Does a Wild Blue Diet Bring Brain Health Benefits?
Can’t remember where you glasses are? What was the name of the dental hygienist? Darn it, what was the name of that spice I needed again! Everyone feels forgetful once in a while. Being somewhat “forgetful” is normal and could become increasingly more common as we grow older—even for healthy adults. However, for some people, advancing age brings more serious cognitive changes that can greatly impact quality of life, safety and overall health.
This month marks National Alzheimer’s Disease Awareness Month, and according to the Alzheimer’s Association, Alzheimer’s disease is the sixth leading cause of death in the U.S., and there is no cure for it. Of course, not all age-related cognitive changes are signs of Alzheimer’s disease, nor are they all as serious, thankfully. Some risks for Alzheimer’s, such as age and family history of the disease, are out of our control, and this is true for more mild cognitive changes as well. So what can we do to help keep our brains as healthy as possible as we get older? One thing nearly everyone agrees upon: eat a healthy diet packed with fruits and vegetables.
Bring on the “brainberries!”
The impact of berries on cognition and memory has been a topic of scientific study since the late 1990s. Initially through animal research and now through human trials, scientists have continued to find that berries, including blueberries and wild blueberries, have a measurable, positive impact on aging brains. Of course, we’re a tad partial to Wild Blueberries, which we’ve been known to nickname “brainberries.” What is it in blueberries that helps with brain health? Scientists are still studying the mechanisms of action, but it appears to be related to the large amounts of beneficial plant chemicals contained in the berries. These natural chemicals, called polyphenols (or phenolic compounds), are the key.
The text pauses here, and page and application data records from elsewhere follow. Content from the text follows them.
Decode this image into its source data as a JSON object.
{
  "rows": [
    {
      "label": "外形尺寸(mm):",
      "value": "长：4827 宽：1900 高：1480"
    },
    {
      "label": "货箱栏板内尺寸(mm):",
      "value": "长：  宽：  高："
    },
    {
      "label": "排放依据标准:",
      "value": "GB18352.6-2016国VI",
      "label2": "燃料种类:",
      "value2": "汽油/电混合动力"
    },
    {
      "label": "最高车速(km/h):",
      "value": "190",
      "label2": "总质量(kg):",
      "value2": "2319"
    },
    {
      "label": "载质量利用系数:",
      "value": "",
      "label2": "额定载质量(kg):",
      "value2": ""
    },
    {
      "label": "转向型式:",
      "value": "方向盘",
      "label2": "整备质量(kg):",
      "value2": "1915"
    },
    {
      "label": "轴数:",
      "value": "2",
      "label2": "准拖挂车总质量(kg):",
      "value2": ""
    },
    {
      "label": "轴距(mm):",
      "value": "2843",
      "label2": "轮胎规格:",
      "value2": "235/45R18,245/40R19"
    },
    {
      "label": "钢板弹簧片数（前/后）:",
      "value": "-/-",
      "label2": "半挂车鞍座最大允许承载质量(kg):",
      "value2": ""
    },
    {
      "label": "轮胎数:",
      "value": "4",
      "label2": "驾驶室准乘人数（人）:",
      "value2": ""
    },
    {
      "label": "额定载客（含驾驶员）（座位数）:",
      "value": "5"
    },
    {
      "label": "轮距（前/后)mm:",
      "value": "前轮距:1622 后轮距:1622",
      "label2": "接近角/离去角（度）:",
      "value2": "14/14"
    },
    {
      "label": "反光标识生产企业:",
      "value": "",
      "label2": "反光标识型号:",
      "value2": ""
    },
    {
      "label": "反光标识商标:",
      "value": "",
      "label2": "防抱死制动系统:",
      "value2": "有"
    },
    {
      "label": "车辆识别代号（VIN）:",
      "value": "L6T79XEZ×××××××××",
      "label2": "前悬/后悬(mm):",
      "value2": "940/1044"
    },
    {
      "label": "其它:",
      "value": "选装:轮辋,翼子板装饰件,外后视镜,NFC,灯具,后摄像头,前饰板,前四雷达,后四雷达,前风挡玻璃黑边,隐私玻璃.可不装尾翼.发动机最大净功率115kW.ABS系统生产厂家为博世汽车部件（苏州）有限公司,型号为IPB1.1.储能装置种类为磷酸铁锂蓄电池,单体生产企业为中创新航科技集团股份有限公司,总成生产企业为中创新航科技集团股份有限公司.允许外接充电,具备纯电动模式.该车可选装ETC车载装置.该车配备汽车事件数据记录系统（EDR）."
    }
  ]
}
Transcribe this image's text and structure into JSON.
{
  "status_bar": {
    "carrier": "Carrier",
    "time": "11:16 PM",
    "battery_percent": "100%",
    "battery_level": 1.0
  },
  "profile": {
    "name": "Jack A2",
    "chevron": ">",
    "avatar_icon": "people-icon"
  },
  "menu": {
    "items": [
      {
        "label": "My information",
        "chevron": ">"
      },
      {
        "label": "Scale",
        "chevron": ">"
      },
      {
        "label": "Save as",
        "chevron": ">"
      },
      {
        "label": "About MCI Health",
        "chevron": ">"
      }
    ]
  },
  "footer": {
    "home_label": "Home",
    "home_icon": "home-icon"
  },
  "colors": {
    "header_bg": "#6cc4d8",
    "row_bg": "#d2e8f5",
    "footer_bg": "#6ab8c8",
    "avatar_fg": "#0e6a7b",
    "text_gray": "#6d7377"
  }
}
And it just so happens that Wild Blueberries are especially high in phenolic compounds.
Blueberries and Wild Blueberries may improve memory
Robert Krikorian, PhD, who leads the University of Cincinnati’s Cognitive Aging Program, conducts studies to identify mechanisms associated with age-related cognitive decline and to improve memory function in middle-aged and older adults. Krikorian has used Wild Blueberries as well as (and in combination with) cultivated blueberries in some of his studies and has found that regular consumption can enhance cognitive function in older adults. In a recently completed trial, Krikorian’s team observed that study participants who received a powdered Wild Blueberry/blueberry supplement (versus those who received a placebo) performed better on a verbal learning task with improved memory discrimination. In addition, blueberry-treated participants reported enhanced effectiveness when performing everyday tasks. According to Krikorian, “These recent findings corroborate our prior results and provide more evidence that consumption of blueberries may improve memory function and, possibly, reduce risk for cognitive decline with aging.”
More evidence points to beneficial polyphenols in blueberries
Cognitive and motor deficits occur with aging, and these changes are of particular concern for older adults. Barbara Shukitt-Hale, PhD, a USDA staff scientist at the Laboratory of Neuroscience and Aging, Human Nutrition Research Center on Aging at Tufts University in Boston, has studied both cultivated blueberries and Wild Blueberries and their impact on memory and motor function in animals and humans. “Effective preventative measures need to be explored and developed, and blueberries in particular have been of interest because they are widely consumed and contain a variety of polyphenols known to have beneficial health effects,” she explains. A recent study conducted at her lab suggests that the regular addition of blueberries to the diet of healthy older adults can improve some aspects of executive function, and these improvements were most evident in the most challenging cognitive tests. Adding blueberries to your daily diet is a proactive step that Shukitt-Hale suggests, as it may help maintain brain health as you age. She adds, “Dietary interventions with polyphenol-rich foods such as blueberries, present a potentially fruitful strategy for combating some of the deleterious effects of age-related neurodegeneration.”
Make getting your Wild blues a year-round habit
It’s easy to get your daily dose of Wild Blueberries all year long by keeping frozen berries on hand. Check the frozen fruit section at your supermarket or warehouse club store and look for the words “Wild Blueberries” on the packaging to make sure you’re getting the tiny, polyphenol-packed “brainberries.” You’ll be pleased to notice that frozen Wild Blueberries retain their shape upon thawing and when used in baked goods, and don’t “deflate” like larger blueberries can. Need some ideas for how to use Wild Blueberries? Check out the extensive recipe files at the Wild Blueberries website.